The past few years, research into the genetic and environmental factors influencing human well-being has grown extensively. However, to date, these two types of investigations have been relatively separate, hampering progress in these fields and in the improvement of well-being.

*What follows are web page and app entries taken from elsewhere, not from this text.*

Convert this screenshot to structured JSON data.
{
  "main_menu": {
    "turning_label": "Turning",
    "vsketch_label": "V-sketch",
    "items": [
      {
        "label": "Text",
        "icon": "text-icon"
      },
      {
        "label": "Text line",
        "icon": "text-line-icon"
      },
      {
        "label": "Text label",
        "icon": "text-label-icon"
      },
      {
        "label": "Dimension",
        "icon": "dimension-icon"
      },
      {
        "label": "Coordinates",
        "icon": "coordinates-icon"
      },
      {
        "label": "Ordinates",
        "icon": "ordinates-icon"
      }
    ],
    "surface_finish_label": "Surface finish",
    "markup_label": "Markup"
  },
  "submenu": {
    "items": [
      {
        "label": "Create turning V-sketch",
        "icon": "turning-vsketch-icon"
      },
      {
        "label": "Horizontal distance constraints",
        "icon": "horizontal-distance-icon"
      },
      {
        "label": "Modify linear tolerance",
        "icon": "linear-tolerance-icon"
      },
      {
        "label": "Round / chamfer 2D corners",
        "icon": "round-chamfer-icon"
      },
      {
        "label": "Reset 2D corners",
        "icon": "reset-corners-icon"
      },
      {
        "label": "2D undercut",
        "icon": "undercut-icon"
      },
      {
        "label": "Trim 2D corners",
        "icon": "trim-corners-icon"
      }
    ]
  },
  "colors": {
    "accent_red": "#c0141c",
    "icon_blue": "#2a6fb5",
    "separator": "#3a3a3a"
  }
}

In an effort to unite these approaches we have initiated a large project to identify gene-(social)environment interplay for well-being. Based on the existing literature, we identified relevant social-environmental factors that influence well-being (e.g. income, neighborhood characteristics). We have started using these social-environmental factors to assign individuals to different groups (e.g. postal code). Next, by testing for genetic similarity across these different groups (e.g. are individuals who live in the same postal code genetically more similar than those living in a different postal code?), we are taking a first step in identifying potential interplay between genetic susceptibility and environmental risk factors. For these projects, we will be using data from the extensive databases of UK Biobank and the Netherlands Twin Register. Given the availability of genotype as well as extensive phenotype data in these databases, we will be able to test for genetic similarity for an substantial amount of environmental factors.